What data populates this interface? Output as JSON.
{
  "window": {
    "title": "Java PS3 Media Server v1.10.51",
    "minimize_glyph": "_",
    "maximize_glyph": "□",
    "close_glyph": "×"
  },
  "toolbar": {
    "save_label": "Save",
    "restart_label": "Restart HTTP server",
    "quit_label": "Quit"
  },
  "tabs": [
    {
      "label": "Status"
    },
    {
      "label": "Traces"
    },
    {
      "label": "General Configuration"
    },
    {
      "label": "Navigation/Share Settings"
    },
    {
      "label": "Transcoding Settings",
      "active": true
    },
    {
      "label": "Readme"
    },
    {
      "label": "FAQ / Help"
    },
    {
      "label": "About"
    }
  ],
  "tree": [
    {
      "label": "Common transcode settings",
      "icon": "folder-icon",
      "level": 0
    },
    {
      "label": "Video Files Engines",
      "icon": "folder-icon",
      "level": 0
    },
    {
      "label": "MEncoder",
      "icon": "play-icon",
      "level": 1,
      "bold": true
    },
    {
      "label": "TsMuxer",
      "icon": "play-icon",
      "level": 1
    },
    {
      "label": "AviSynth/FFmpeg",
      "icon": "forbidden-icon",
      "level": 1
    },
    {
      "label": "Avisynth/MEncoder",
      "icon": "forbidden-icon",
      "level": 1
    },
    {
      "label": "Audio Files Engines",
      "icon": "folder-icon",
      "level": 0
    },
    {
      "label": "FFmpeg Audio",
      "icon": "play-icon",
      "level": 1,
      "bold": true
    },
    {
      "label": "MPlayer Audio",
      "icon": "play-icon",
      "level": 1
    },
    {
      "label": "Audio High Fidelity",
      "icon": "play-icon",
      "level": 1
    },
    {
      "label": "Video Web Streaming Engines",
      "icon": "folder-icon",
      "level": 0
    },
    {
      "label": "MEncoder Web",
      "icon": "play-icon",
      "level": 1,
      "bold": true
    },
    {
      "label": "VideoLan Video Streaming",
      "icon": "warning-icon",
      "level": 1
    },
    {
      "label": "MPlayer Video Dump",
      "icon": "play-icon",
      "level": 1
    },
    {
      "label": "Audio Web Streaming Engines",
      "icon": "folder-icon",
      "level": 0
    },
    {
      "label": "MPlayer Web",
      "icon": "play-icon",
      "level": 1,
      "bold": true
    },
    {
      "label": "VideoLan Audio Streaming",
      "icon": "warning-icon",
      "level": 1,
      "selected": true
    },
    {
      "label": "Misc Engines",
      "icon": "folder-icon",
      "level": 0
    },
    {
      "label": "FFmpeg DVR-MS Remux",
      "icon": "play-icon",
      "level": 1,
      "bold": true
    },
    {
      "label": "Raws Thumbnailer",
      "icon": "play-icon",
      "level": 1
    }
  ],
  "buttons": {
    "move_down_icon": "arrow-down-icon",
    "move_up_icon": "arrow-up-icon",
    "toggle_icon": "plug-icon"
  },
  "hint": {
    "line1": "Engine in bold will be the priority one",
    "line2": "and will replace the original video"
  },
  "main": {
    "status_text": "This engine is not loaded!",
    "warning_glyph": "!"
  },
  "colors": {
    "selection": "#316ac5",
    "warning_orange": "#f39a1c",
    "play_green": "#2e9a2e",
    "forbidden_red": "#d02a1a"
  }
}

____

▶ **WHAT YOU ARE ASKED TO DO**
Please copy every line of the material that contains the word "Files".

▶ **SOLUTION TO THE EXERCISE**
      "label": "Video Files Engines",
      "label": "Audio Files Engines",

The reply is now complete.